Seems like every year, I feel like I am stuck in mud getting away from the starting line. People are passing me on both sides. This year was especially bad. My hamstring didn’t like the cold temperatures. I did my best to compensate for it by wearing my compression shorts. For most of the first mile, my breathing was more labored than usual. I couldn’t get comfortable.

Of course, having Corey and Donny up front surging a head me didn’t really help how I was feeling either.

When my Garmin flashed up a 5:45 first mile, I knew that I was at least 15 seconds off of last year.

A couple of hundred meters after the mile, I caught up to Donny. I expected him to go with me when I passed him, and he did. At the crest of the hill, I caught Corey and pulled in behind Andrew.

Andrew was pushing it hard down the hill. It was all I could do to hang on.

I hoped my second mile would be faster. I felt like I was running faster yet the clock showed an 11:31 at the 2 mile or 5:46.

Thinking back to last year, I was nearly 30 faster during that race.

Andrew and I took turns pushing each other over the last mile.
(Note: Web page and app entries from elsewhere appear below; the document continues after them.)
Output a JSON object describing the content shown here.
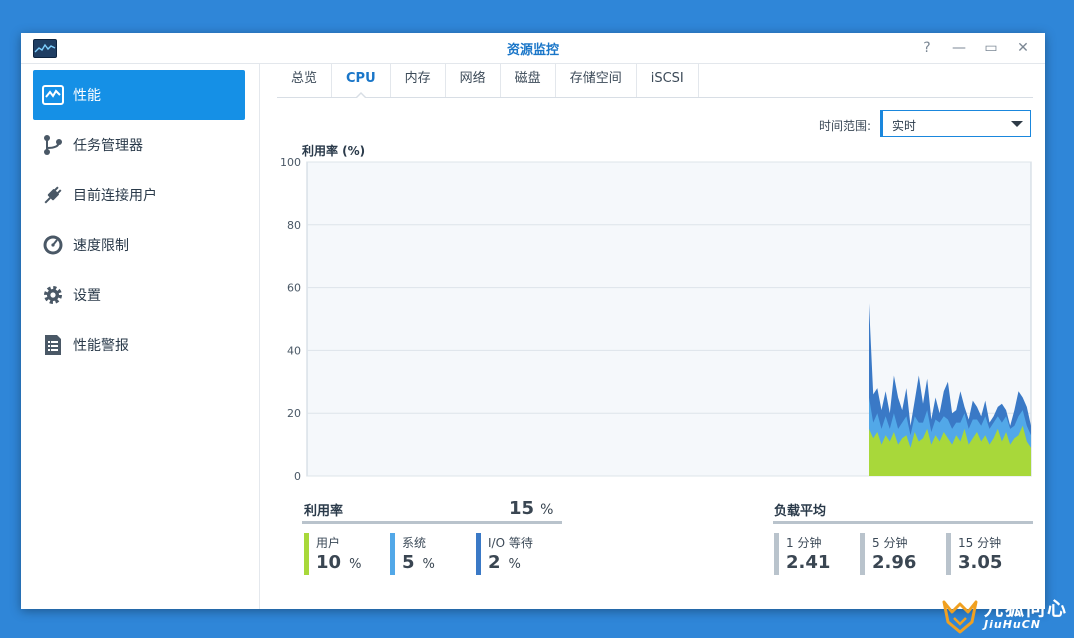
{
  "window": {
    "title": "资源监控"
  },
  "window_controls": [
    "?",
    "—",
    "▭",
    "✕"
  ],
  "sidebar": {
    "items": [
      {
        "label": "性能",
        "icon": "performance-icon",
        "active": true
      },
      {
        "label": "任务管理器",
        "icon": "task-manager-icon"
      },
      {
        "label": "目前连接用户",
        "icon": "plug-icon"
      },
      {
        "label": "速度限制",
        "icon": "speedometer-icon"
      },
      {
        "label": "设置",
        "icon": "gear-icon"
      },
      {
        "label": "性能警报",
        "icon": "report-icon"
      }
    ]
  },
  "tabs": [
    "总览",
    "CPU",
    "内存",
    "网络",
    "磁盘",
    "存储空间",
    "iSCSI"
  ],
  "active_tab": "CPU",
  "time_range": {
    "label": "时间范围:",
    "value": "实时"
  },
  "chart_data": {
    "type": "area",
    "title": "利用率 (%)",
    "ylim": [
      0,
      100
    ],
    "y_ticks": [
      "100",
      "80",
      "60",
      "40",
      "20",
      "0"
    ],
    "grid": true,
    "stacked": true,
    "colors": {
      "user": "#a8d83a",
      "system": "#52a8e8",
      "io": "#3a79c6"
    },
    "series": [
      {
        "name": "用户",
        "values": [
          15,
          12,
          14,
          10,
          13,
          11,
          14,
          10,
          12,
          13,
          9,
          14,
          11,
          12,
          15,
          10,
          13,
          11,
          14,
          12,
          10,
          13,
          11,
          15,
          10,
          12,
          14,
          11,
          13,
          10,
          12,
          15,
          11,
          14,
          10,
          12,
          13,
          16,
          11,
          9
        ]
      },
      {
        "name": "系统",
        "values": [
          10,
          5,
          6,
          5,
          6,
          4,
          6,
          5,
          5,
          6,
          4,
          5,
          6,
          5,
          6,
          4,
          5,
          6,
          5,
          6,
          5,
          4,
          6,
          5,
          5,
          6,
          4,
          5,
          6,
          5,
          5,
          4,
          6,
          5,
          5,
          4,
          6,
          5,
          5,
          4
        ]
      },
      {
        "name": "I/O 等待",
        "values": [
          30,
          9,
          8,
          6,
          8,
          5,
          12,
          10,
          4,
          9,
          3,
          5,
          15,
          6,
          10,
          4,
          7,
          3,
          8,
          12,
          5,
          4,
          10,
          2,
          3,
          6,
          4,
          3,
          5,
          2,
          2,
          3,
          6,
          2,
          1,
          5,
          8,
          4,
          6,
          3
        ]
      }
    ]
  },
  "utilization": {
    "label": "利用率",
    "value": "15",
    "unit": "%"
  },
  "breakdown": [
    {
      "label": "用户",
      "value": "10",
      "unit": "%",
      "color": "#a8d83a"
    },
    {
      "label": "系统",
      "value": "5",
      "unit": "%",
      "color": "#52a8e8"
    },
    {
      "label": "I/O 等待",
      "value": "2",
      "unit": "%",
      "color": "#3a79c6"
    }
  ],
  "load_average": {
    "label": "负载平均",
    "items": [
      {
        "label": "1 分钟",
        "value": "2.41"
      },
      {
        "label": "5 分钟",
        "value": "2.96"
      },
      {
        "label": "15 分钟",
        "value": "3.05"
      }
    ]
  },
  "watermark": {
    "text_cn": "九狐问心",
    "text_en": "JiuHuCN"
  }
}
We caught up to another guy, and he joined in with us.

I lead them through the last 3 turns. Then, they took off sprinting toward the finish line.
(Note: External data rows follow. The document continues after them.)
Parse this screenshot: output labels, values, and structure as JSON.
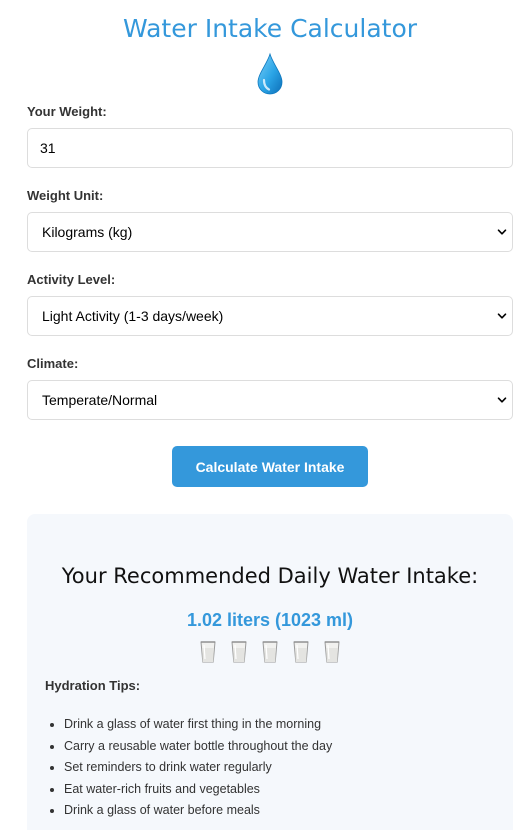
{
  "header": {
    "title": "Water Intake Calculator",
    "icon": "water-drop-icon"
  },
  "form": {
    "weight": {
      "label": "Your Weight:",
      "value": "31"
    },
    "unit": {
      "label": "Weight Unit:",
      "selected": "Kilograms (kg)"
    },
    "activity": {
      "label": "Activity Level:",
      "selected": "Light Activity (1-3 days/week)"
    },
    "climate": {
      "label": "Climate:",
      "selected": "Temperate/Normal"
    },
    "submit_label": "Calculate Water Intake"
  },
  "result": {
    "heading": "Your Recommended Daily Water Intake:",
    "value": "1.02 liters (1023 ml)",
    "glass_count": 5,
    "glass_icon": "glass-icon",
    "tips_title": "Hydration Tips:",
    "tips": [
      "Drink a glass of water first thing in the morning",
      "Carry a reusable water bottle throughout the day",
      "Set reminders to drink water regularly",
      "Eat water-rich fruits and vegetables",
      "Drink a glass of water before meals"
    ]
  },
  "colors": {
    "accent": "#3498db",
    "panel_background": "#f5f8fc",
    "border": "#dddddd"
  }
}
Remember those comic representations where the guy has the devil on one shoulder and an angel on the other shoulder. One was pushing him to be reckless while the other was screaming for him to take the safer course of action.  

During the faction of second while they were passing me this was exactly what was happening to me.
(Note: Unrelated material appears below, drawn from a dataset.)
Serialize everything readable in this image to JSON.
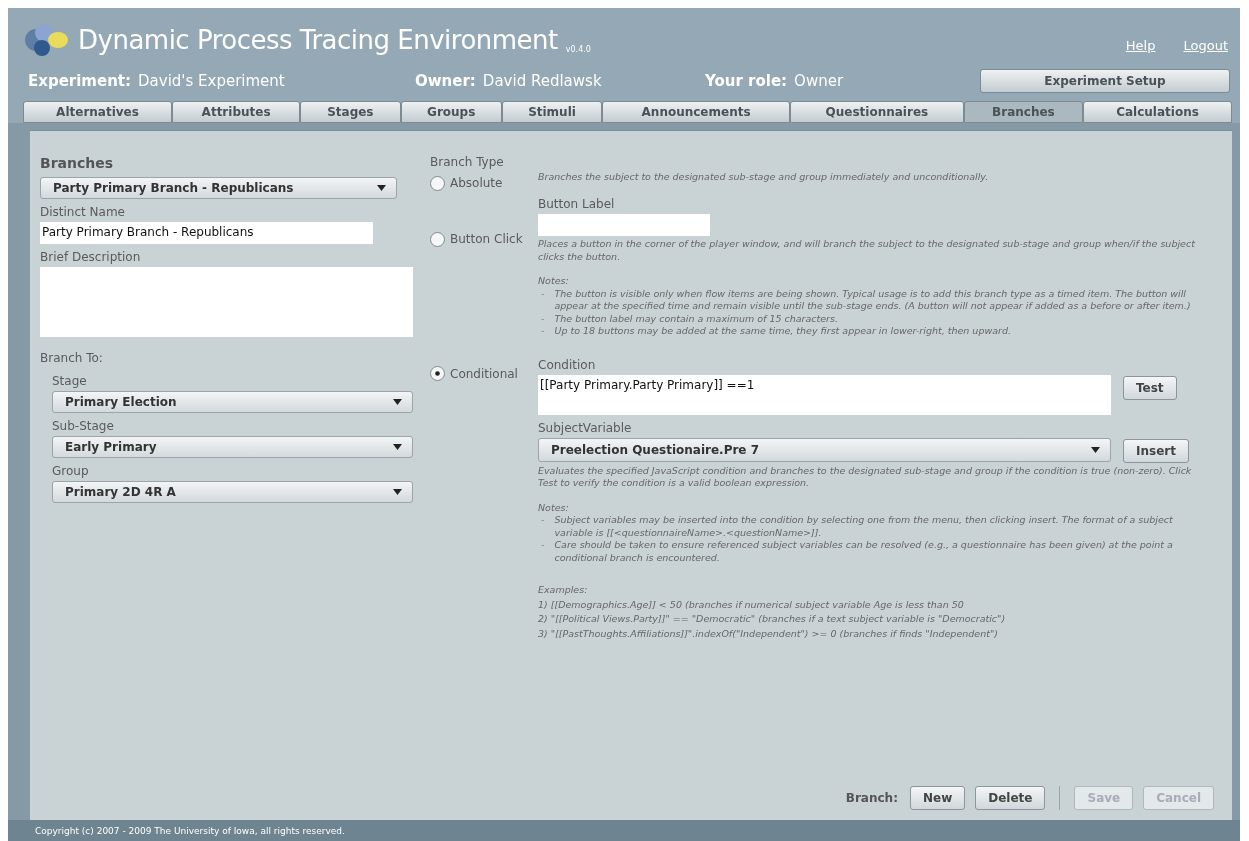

One was telling me to go sprinting after them while the other was telling me remember the big picture. Don’t spend another six months waiting on my hamstring to heal.

With a heavy sigh, I watched as they slowly pulled as away from me. Another day, I might have chased after them. Today, the wisest decision was to let them go.

Finishing with a 17:26 and 23 overall was still a great effort for me. In fact, the entire morning was spectacle for me.

I won my age group.

My Hoka Race Team buddies and I won the Corporate Division of the Team Competition. If memory serves me correctly, this was my 5 winning team award at the Big South 5k.

I count myself luck to have some great fellow runners to help me chase after this team goal.

They are the best ever.


The Cool Down Runner




Awesome morning for a run

My fingers were left tingling as the thermometer dipped into the 30s this morning. Months of sweat drenched mornings have passed since the last time they felt this way.

This all happens to occur on what I feel is arguably my favorite day of the week to run - Sunday. Rising early, I get to see the sun rise of over the horizon. My eyes slowly adjust as the darkness yields to the dawn. My shadow casting a long dark outline of a runner on the road ahead me but with each passing minute the sun rises into the crystal clear Carolina blue sky; I am gaining on him. As my shadow reluctantly relinquishes it lead, there is the sudden awareness that the long streets of Charlotte are car free for as far as the eye can see.

There is just this gentle quiet time before world begins to stir that make it seem so special.

Remember to stop and look around once in a while, otherwise you are going to miss out on the world around you.

The Cool Down Runner